On the night the budget deal was struck to avert a shutdown, I argued that it was a deal that conservatives should be happy about. In light of further details that have emerged, I would no longer make such a statement.
Today, the Associated Press reports on a new Congressional Budget Office report showing that the deal that purported to slash spending by $38.5 billion for the remainder of the year, really only reduces outlays by a fraction of that amount, and only cuts this year's deficit by a mere $352 million. If the $38.5 billion was chump change in the context of $14 trillion debt, I wouldn't even know what to call $352 million. Bread crumbs, maybe?
The AP reports
The Congressional Budget Office estimate shows that compared with current spending rates the spending bill due for a House vote Thursday would pare just $352 million from the deficit through Sept. 30. About $8 billion in cuts to domestic programs and foreign aid are offset by nearly equal increases in defense spending....
The CBO study confirms that the measure trims $38 billion in new spending authority, but many of the cuts come in slow-spending accounts like water-and-sewer grants that don't have an immediate deficit impact.
A separate CBO analysis provided to lawmakers but not released publicly says that $5.7 billion in savings claimed by cutting bonuses to states enrolling more children and reducing the amount of money available to subsidize health care cooperatives authorized under the new health care law won't produce a dime of actual savings. CBO believes they are simply cuts to spending authority that is unlikely to be used anyway.
Yet as advertised, the deal was supposed to also reduce spending for the remainder of the year by a larger margin than it actually will, at least according to the AP's report on the CBO analysis.
When I gave my initial positive assessment of the deal, I saw the argument as being about whether Democrats would agree to defunding Planned Parenthood and ObamaCare and defanging the EPA, while achieving $61 billion in spending cuts. I didn't see Republicans as being able to force all of those changes when they only controlled one chamber of Congress. I thought other conservatives were being unrealistic about the possibility that the GOP would win the public relations battle over a shutdown and get President Obama and Democrats to cave. And I thought it was more important to move the discussion to Rep. Paul Ryan's budget, which actually addresses the long-term drivers of debt, our entitlements.
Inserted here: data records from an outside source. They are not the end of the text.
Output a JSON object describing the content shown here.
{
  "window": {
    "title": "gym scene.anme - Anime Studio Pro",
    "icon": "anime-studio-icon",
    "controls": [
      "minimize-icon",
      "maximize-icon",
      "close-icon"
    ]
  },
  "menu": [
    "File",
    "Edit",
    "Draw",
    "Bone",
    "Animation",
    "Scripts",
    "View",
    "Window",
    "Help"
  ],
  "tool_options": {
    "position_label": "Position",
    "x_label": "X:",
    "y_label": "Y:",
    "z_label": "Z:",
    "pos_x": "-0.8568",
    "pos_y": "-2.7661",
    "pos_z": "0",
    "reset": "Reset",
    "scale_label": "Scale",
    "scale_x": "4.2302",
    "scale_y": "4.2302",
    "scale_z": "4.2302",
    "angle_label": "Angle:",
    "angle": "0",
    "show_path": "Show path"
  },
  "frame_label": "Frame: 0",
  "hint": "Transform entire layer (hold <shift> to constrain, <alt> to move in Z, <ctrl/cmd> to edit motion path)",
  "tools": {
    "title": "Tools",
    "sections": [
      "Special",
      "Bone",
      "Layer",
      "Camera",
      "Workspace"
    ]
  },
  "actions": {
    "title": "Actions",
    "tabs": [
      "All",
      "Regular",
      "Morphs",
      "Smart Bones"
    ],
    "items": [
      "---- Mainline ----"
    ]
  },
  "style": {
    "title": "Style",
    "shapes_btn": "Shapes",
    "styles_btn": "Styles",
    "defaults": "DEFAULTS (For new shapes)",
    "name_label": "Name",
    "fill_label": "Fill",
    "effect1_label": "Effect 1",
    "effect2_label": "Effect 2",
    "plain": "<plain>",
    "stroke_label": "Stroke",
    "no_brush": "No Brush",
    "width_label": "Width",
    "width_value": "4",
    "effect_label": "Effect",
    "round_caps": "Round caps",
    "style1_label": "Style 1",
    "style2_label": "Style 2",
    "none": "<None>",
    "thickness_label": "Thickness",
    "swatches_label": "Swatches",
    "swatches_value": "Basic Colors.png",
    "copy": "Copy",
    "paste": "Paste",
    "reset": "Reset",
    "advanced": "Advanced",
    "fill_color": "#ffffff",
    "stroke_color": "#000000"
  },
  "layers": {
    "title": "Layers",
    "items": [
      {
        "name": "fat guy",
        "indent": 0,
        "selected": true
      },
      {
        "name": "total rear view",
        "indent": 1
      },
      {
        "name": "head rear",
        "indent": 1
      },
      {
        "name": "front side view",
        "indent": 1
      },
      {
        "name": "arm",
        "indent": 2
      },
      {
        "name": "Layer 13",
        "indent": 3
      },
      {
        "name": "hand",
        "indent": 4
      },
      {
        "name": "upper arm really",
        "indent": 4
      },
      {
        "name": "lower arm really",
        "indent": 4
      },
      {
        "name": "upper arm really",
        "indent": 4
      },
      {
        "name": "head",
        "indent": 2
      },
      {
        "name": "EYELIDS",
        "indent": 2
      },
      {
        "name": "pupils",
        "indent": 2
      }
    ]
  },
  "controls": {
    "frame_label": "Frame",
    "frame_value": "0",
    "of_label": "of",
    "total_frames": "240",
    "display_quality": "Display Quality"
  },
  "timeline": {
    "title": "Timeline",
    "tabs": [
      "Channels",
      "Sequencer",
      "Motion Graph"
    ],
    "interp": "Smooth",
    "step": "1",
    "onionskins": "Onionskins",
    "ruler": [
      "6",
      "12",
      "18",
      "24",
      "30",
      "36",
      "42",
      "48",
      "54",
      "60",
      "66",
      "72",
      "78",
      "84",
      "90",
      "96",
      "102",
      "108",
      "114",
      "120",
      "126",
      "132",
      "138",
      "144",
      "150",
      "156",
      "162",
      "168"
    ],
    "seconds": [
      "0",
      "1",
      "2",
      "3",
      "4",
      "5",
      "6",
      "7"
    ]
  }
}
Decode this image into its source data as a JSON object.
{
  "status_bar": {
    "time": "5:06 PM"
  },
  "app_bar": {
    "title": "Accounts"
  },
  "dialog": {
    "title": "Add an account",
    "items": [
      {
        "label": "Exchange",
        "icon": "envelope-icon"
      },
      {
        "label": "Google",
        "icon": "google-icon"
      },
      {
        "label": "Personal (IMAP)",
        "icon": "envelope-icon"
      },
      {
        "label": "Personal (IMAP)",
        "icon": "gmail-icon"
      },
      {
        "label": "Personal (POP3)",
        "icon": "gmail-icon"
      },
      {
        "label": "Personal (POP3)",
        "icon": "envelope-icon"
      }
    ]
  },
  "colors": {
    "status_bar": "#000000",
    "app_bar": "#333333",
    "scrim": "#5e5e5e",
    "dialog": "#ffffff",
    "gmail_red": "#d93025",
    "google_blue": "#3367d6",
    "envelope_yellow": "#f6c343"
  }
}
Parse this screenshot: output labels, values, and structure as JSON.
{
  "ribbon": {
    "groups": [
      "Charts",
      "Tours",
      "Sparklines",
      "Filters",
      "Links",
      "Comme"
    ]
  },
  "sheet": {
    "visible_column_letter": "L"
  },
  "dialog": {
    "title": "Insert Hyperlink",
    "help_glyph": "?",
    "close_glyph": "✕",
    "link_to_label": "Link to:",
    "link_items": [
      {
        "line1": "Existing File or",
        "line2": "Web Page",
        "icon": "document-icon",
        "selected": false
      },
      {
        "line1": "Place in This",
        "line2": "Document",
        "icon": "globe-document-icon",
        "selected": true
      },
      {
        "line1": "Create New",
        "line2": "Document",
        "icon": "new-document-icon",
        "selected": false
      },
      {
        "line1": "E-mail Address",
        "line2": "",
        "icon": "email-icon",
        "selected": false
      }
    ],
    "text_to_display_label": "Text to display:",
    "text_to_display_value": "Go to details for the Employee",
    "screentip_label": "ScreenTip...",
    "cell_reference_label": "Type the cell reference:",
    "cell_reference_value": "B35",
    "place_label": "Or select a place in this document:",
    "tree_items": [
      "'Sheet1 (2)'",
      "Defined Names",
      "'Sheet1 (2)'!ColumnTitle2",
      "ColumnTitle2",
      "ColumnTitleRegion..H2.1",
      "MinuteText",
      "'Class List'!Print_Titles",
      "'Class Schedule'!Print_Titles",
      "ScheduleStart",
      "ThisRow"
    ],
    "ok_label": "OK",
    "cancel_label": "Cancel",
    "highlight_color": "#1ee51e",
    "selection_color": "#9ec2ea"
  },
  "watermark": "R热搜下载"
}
I still believe all of those things, but as it turns out, I should have been a lot more skeptical about the numbers being thrown around at a point when details were scarce.
Unfortunately, it now appears that the new Republican majority has done what it attacked Democrats for doing when they controlled the House. They negotiated a back room deal, didn't release the details until 2 a.m., and the more we have of the details, the more we find out that the actual deal is filled with accounting gimmicks. Not a good way to earn back the trust of conservatives who grew disillusioned with the GOP the last time they controlled the House.